“The International Association for the Study of Lung Cancer (IASLC) announced the passing away of Dr. Adi Gazdar away on December 29, 2018. Dr Gazdar, a pre-eminent pathologist, was one of the first to focus on the molecular pathology of lung cancer. His pioneering work brought ground-breaking contributions to the identification of lung cancer subtypes, including further characterisation of small cell lung cancer and exploring the mutated epidermal growth factor receptor (EGFR) gene as a therapeutic target in lung cancer. Apart from a most dedicated researcher, Dr Gazdar was also an inspiring mentor. He authored more than 500 research publications including 3 textbooks, thereby joining the list of the world’s most cited authors. During his five-decade career, Dr Gazdar served 23 years with the National Cancer Institute before transferring to UT Southwestern Medical Centre in Dallas. Dr. Gazdar inspired the ‘lung cancer community’ and made an important contribution to improved outcomes of many lung cancer patients. An in memoriam video—remembering Dr. Adi Gazdar—can be watched on the IASLC website (https://www.iaslc.org/remembering-dr-adi-gazdar).”
Also, we have received the words from Prof. Michele Carbone:
“Adi Gazdar, my friend, and one of the scientists I respect the most died. As of today, he has >125,000 citations and an H-index of 170. Adi was the "father" of what it is now known as molecular pathology. Trained as a classic pathologist at Harvard, he applied molecular biology to pathology and elucidated the genetic alterations of lung cancer. In other words, he revolutionized the world of pathology using molecular biology. He established many cell lines, one of them was the ONLY cell line in which retrovirus grew: it was used to discover first HTLV1, and later to isolate and grow HIV. Adi told me: without my cell line, NCI would have closed Bob Gallo lab! I met him at a meeting where I presented my discovery that SV40 DNA was present in some human mesotheliomas. He told me: I do not believe your data; I will test your hypothesis in my lab and disprove your findings. Yes, he spoke his mind, very directly! I was scared, he was quite famous, I was just a "kid". He called me a few months later, he said remember me? Sure, Dr. Gazdar, so? So, you were right! I laser microdissected mesothelioma and nearby normal tissue and found SV40 only in tumor cells. Since then he showed this slide when discussing the presence of SV40 in mesothelioma. And we became best friends!”
The life and work of Prof. Adi F. Gazdar
Adi Gazdar was born in India, went to Medical School at the University of London (Guys Hospital), did his residency at the Brigham in Boston and then worked at the National Cancer institute Bethesda, MD as a senior scientist/Section head for 23 years. In 1991 he joined his long-time colleague John Minna at the University of Texas Southwestern Medical Center, Dallas, TX where he serves at the Simmons Cancer Center and Department of Pathology as the W. Ray Wallace Distinguished Chair in Molecular Oncology Research. He is known primarily for the following:
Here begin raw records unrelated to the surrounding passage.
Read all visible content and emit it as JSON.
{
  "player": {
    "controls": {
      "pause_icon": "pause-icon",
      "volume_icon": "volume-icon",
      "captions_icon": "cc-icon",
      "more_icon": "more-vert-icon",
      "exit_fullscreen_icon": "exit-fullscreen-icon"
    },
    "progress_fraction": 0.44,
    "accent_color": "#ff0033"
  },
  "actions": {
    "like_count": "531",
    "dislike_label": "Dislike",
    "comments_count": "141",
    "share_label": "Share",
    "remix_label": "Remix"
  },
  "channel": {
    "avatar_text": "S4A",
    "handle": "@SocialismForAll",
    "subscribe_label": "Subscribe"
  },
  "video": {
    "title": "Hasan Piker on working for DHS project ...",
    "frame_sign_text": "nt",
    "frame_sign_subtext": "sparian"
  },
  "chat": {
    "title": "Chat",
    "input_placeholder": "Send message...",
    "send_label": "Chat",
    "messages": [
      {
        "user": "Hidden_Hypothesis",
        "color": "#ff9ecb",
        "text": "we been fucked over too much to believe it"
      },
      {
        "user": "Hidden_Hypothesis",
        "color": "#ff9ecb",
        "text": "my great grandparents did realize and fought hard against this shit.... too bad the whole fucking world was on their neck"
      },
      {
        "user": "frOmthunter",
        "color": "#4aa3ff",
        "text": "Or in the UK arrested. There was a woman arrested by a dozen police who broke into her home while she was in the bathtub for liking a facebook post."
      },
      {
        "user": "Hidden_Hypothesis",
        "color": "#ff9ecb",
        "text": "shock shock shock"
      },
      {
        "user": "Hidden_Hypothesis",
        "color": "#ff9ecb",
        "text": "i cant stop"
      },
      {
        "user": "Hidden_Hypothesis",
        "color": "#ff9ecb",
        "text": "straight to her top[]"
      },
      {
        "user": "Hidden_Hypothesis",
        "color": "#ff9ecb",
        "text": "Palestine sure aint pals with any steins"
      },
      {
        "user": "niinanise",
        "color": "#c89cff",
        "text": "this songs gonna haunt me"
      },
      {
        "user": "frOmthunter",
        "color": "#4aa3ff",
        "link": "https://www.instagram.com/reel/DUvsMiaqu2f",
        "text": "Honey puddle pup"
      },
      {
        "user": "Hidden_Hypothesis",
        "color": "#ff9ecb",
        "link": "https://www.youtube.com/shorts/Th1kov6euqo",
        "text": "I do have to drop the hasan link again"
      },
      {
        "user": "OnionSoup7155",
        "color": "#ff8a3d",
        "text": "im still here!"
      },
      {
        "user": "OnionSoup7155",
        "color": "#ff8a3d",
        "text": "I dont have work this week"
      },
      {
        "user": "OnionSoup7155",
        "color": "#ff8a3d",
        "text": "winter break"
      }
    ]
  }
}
- Elucidating the molecular pathogenesis of cancers, primarily lung cancer, both NSCLC and SCLC. His many discoveries and interests include studying the demographics of EGFR mutations, PIK3CA mutations and copy number changes in human cancers, lung cancer in never smokers and the neuroendocrine properties and heterogeneity of SCLC;
- Establishment and characterization of over 400 human tumor cell lines, perhaps more than anyone else. The focus has been on lung cancer of all types, but include breast, colon, ovary and T cell lymphomas, etc. These have been distributed to many 100s of researchers worldwide and over 18,000 citations have utilized the lines;
- During his long career, Adi Gazdar has published about 800 articles, book chapters, commentaries, etc., and been cited over 110,000 times, ranking him among the top 1% of active scientists in the biomedical field. He has been a long standing and enthusiastic supporter of cancer research and scientific collaboration.
Conflicts of Interest: The authors have no conflicts of interest to declare.